Copy out the records below exactly as they appear.

----- Material to process -----

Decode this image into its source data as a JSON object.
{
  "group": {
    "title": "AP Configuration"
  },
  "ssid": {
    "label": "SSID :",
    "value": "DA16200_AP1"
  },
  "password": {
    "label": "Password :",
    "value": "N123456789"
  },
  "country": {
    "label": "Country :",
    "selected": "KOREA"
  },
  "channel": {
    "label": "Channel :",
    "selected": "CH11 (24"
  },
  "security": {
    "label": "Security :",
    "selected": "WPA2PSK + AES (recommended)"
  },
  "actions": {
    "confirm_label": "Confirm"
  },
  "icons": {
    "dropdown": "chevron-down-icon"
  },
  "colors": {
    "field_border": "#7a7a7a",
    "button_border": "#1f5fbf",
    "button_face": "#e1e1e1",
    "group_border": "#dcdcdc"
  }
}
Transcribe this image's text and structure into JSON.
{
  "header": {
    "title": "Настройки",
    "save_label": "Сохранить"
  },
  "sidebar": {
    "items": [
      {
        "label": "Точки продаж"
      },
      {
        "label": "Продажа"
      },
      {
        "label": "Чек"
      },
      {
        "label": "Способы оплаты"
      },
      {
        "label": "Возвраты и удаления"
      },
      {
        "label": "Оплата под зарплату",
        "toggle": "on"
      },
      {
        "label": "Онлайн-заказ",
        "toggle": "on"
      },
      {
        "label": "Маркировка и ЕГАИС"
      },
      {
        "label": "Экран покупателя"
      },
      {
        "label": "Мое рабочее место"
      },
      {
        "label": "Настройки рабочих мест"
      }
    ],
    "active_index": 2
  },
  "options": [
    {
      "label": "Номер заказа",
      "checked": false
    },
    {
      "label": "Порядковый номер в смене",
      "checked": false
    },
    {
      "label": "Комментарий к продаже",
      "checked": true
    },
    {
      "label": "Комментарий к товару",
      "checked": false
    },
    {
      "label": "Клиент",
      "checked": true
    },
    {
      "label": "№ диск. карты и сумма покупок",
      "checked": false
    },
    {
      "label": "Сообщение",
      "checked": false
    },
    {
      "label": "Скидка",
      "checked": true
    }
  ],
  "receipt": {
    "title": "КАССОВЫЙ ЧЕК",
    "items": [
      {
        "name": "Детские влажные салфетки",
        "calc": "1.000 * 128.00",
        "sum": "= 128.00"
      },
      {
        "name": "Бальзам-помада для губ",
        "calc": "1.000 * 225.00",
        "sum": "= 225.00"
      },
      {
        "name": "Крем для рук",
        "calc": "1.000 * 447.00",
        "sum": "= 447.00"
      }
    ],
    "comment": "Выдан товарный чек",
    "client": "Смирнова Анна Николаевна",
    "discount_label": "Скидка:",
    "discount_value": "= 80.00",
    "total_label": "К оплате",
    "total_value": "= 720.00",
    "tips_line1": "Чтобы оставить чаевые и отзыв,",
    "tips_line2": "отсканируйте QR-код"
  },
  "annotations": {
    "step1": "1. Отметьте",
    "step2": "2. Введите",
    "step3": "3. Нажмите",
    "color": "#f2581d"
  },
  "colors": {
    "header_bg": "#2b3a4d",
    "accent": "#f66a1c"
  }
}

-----

## Output
Decode this image into its source data as a JSON object.
{
  "group": {
    "title": "AP Configuration"
  },
  "ssid": {
    "label": "SSID :",
    "value": "DA16200_AP1"
  },
  "password": {
    "label": "Password :",
    "value": "N123456789"
  },
  "country": {
    "label": "Country :",
    "selected": "KOREA"
  },
  "channel": {
    "label": "Channel :",
    "selected": "CH11 (24"
  },
  "security": {
    "label": "Security :",
    "selected": "WPA2PSK + AES (recommended)"
  },
  "actions": {
    "confirm_label": "Confirm"
  },
  "icons": {
    "dropdown": "chevron-down-icon"
  },
  "colors": {
    "field_border": "#7a7a7a",
    "button_border": "#1f5fbf",
    "button_face": "#e1e1e1",
    "group_border": "#dcdcdc"
  }
}
Transcribe this image's text and structure into JSON.
{
  "header": {
    "title": "Настройки",
    "save_label": "Сохранить"
  },
  "sidebar": {
    "items": [
      {
        "label": "Точки продаж"
      },
      {
        "label": "Продажа"
      },
      {
        "label": "Чек"
      },
      {
        "label": "Способы оплаты"
      },
      {
        "label": "Возвраты и удаления"
      },
      {
        "label": "Оплата под зарплату",
        "toggle": "on"
      },
      {
        "label": "Онлайн-заказ",
        "toggle": "on"
      },
      {
        "label": "Маркировка и ЕГАИС"
      },
      {
        "label": "Экран покупателя"
      },
      {
        "label": "Мое рабочее место"
      },
      {
        "label": "Настройки рабочих мест"
      }
    ],
    "active_index": 2
  },
  "options": [
    {
      "label": "Номер заказа",
      "checked": false
    },
    {
      "label": "Порядковый номер в смене",
      "checked": false
    },
    {
      "label": "Комментарий к продаже",
      "checked": true
    },
    {
      "label": "Комментарий к товару",
      "checked": false
    },
    {
      "label": "Клиент",
      "checked": true
    },
    {
      "label": "№ диск. карты и сумма покупок",
      "checked": false
    },
    {
      "label": "Сообщение",
      "checked": false
    },
    {
      "label": "Скидка",
      "checked": true
    }
  ],
  "receipt": {
    "title": "КАССОВЫЙ ЧЕК",
    "items": [
      {
        "name": "Детские влажные салфетки",
        "calc": "1.000 * 128.00",
        "sum": "= 128.00"
      },
      {
        "name": "Бальзам-помада для губ",
        "calc": "1.000 * 225.00",
        "sum": "= 225.00"
      },
      {
        "name": "Крем для рук",
        "calc": "1.000 * 447.00",
        "sum": "= 447.00"
      }
    ],
    "comment": "Выдан товарный чек",
    "client": "Смирнова Анна Николаевна",
    "discount_label": "Скидка:",
    "discount_value": "= 80.00",
    "total_label": "К оплате",
    "total_value": "= 720.00",
    "tips_line1": "Чтобы оставить чаевые и отзыв,",
    "tips_line2": "отсканируйте QR-код"
  },
  "annotations": {
    "step1": "1. Отметьте",
    "step2": "2. Введите",
    "step3": "3. Нажмите",
    "color": "#f2581d"
  },
  "colors": {
    "header_bg": "#2b3a4d",
    "accent": "#f66a1c"
  }
}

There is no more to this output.